The time and the place is the old west.  Growing up, Chuck Jarvis (Rock Hudson) and Billy Massey (Dean Martin) were best friends.  When the lovely Kate (Susan Clark) chose Chuck over Billy, the two of them go their separate ways.  Billy becomes a notorious train robber.  Chuck becomes the sheriff of their hometown.  After Billy returns home, it is up to Chuck to not only capture him but to also protect him from not only his former partners but a gang of vigilantes as well.
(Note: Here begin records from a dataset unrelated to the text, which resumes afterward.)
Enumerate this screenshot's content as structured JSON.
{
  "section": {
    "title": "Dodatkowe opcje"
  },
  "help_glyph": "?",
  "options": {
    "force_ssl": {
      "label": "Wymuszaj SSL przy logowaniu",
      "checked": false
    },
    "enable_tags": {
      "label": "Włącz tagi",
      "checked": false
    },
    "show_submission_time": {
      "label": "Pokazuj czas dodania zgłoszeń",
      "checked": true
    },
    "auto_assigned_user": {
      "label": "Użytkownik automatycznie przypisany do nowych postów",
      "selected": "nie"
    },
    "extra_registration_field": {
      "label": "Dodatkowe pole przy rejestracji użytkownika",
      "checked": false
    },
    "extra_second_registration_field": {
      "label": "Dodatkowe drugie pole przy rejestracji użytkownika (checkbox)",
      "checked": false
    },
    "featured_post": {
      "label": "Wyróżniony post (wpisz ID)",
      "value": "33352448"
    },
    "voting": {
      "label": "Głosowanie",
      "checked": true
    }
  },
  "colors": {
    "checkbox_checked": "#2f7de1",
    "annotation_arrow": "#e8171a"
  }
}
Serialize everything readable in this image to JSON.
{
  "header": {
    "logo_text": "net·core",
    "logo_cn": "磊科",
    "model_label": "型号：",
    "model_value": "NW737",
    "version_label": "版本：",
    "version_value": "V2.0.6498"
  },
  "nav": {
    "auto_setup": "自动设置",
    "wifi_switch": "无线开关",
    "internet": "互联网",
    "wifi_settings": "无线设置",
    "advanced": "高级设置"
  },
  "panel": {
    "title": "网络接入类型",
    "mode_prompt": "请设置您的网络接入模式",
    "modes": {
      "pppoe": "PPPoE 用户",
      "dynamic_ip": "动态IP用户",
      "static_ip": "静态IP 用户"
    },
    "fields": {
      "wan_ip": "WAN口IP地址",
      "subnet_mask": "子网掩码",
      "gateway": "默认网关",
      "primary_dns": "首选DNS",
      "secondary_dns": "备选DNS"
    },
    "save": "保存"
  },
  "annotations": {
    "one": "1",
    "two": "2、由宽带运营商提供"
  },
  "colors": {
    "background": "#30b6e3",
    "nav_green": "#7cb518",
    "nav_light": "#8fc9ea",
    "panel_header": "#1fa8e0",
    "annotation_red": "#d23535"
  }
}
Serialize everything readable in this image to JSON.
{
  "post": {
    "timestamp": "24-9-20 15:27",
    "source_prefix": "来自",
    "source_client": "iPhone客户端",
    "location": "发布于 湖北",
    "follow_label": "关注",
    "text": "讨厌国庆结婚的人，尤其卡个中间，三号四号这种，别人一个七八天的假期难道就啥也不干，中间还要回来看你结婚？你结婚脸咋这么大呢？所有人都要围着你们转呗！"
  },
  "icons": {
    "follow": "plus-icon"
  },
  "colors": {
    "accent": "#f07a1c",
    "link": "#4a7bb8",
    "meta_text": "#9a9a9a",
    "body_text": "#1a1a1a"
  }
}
There’s nothing surprising about Showdown, a strictly by the numbers western that, if not for a few bloody gunshot wounds and some dialogue about cattle “humping,” could have just as easily been released in 1953 as 1973.  The only thing that makes Showdown special is that it was the last western made by both Rock Hudson and Dean Martin.  Dino is his usual fun-loving, half-soused self but Rock Hudson looks absolutely miserable here.  If Rock’s role had been played by Frank Sinatra (or even Peter Lawford), Showdown would probably be remembered as a minor classic.  As it is, it’s for Dean Martin completists only.